  • Hanging Baskets: Ensure the container is sturdy enough to support the weight of the plant and fruit. Cascading tomatoes from baskets present a lively touch of greenery to a space, drawing the eye upward.

Front porch displays can combine both container tomatoes and decorative elements for a welcoming entrance.

  • Pot Groupings: Arrange pots of varying sizes and heights on the porch steps or along the edges for a tiered garden look.

Tip: Choose self-watering pots to maintain consistent moisture, an especially important consideration for hanging baskets that may dry out more quickly.

Seasonal Care Tips

Indeterminate tomatoes demand particular attention during the growing season and as it concludes. These specific techniques enable a thriving container garden.

Prepping for the Growing Season

Soil Composition: For containers, use a high-quality potting mix that provides excellent drainage and aeration. One should enrich the soil with compost or a slow-release fertilizer to ensure that tomatoes have the nutrients they need to grow throughout the season.

Container Size: Containers for indeterminate tomatoes should be at least 5 gallons or larger to accommodate their extensive root systems. Ensure that each container has sufficient depth and width, as this will significantly impact plant health and fruit production.

Staking: Since indeterminate tomatoes continue to grow throughout the season, they require support. Set up sturdy cages or stakes at planting time to avoid disturbing the roots later on.

End-of-Season Considerations

Pruning: As the end of the growing season approaches, one may need to prune tomato plants to focus the plant’s energy on ripening existing fruit rather than producing new growth.

Feeding: Reduce feeding in late summer to encourage tomatoes to ripen. It is essential to ease off nitrogen-rich fertilizers, which promote foliage, and switch to a phosphorus-rich formulation to support fruit development.

Harvest Timing: Monitor the tomatoes regularly and harvest when they reach full color and a slightly soft texture. Picking tomatoes promptly encourages the plant to produce more fruit before the season’s end.

Overwintering Preparations: For regions with mild winters, gardeners may consider overwintering their indeterminate tomatoes. As temperatures drop, move containers to a protected area and cover plants with frost blankets to extend the harvest period.


When selecting indeterminate tomato varieties for container gardening, gardeners have numerous options that cater to different tastes and growing conditions. The varieties discussed provide a diverse palette of flavors, sizes, and colors.

  • Cherry Tomatoes: They are a popular choice for their rapid growth and sweet taste.
  • Beefsteak Tomatoes: These tomatoes offer a meaty texture, suitable for slicing and sandwiches.
  • Heirloom Varieties: They provide unique flavors and historical significance, adding diversity to the garden.

Gardeners must consider the container size, staking needs, and climatic conditions to ensure optimal growth. Regular feeding and watering will result in a bountiful harvest.

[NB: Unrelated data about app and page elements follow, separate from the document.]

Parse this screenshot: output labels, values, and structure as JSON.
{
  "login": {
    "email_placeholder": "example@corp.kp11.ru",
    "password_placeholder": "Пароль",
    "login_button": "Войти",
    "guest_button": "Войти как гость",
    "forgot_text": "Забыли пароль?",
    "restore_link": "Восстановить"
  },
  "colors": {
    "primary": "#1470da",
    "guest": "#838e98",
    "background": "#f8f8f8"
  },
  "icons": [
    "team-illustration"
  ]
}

The list includes adaptable and resilient varieties such as ‘Black Krim’ and ‘Sun Gold’, which are well-suited to the variable conditions of container cultivation. Each variety has its own set of requirements, but all demand consistent care.

In summary, the choice of tomato plants can greatly influence the gardening experience and the quality of the harvest. The correct selection paired with attentive care will provide gardeners with a satisfying yield of homegrown tomatoes.

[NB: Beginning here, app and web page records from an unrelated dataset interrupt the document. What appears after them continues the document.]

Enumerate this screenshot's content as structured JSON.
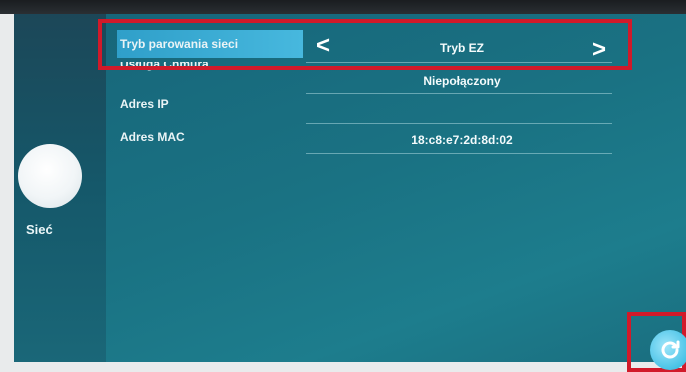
{
  "sidebar": {
    "label": "Sieć",
    "icon": "network-icon"
  },
  "settings": {
    "mode": {
      "label": "Tryb parowania sieci",
      "value": "Tryb EZ",
      "prev": "<",
      "next": ">"
    },
    "cloud": {
      "label": "Usługa Chmura",
      "value": "Niepołączony"
    },
    "ip": {
      "label": "Adres IP",
      "value": ""
    },
    "mac": {
      "label": "Adres MAC",
      "value": "18:c8:e7:2d:8d:02"
    }
  },
  "colors": {
    "highlight": "#d11a2a",
    "selected": "#3aaed6",
    "panel": "#1a7283"
  }
}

Similar Posts

Leave a Reply

Your email address will not be published. Required fields are marked *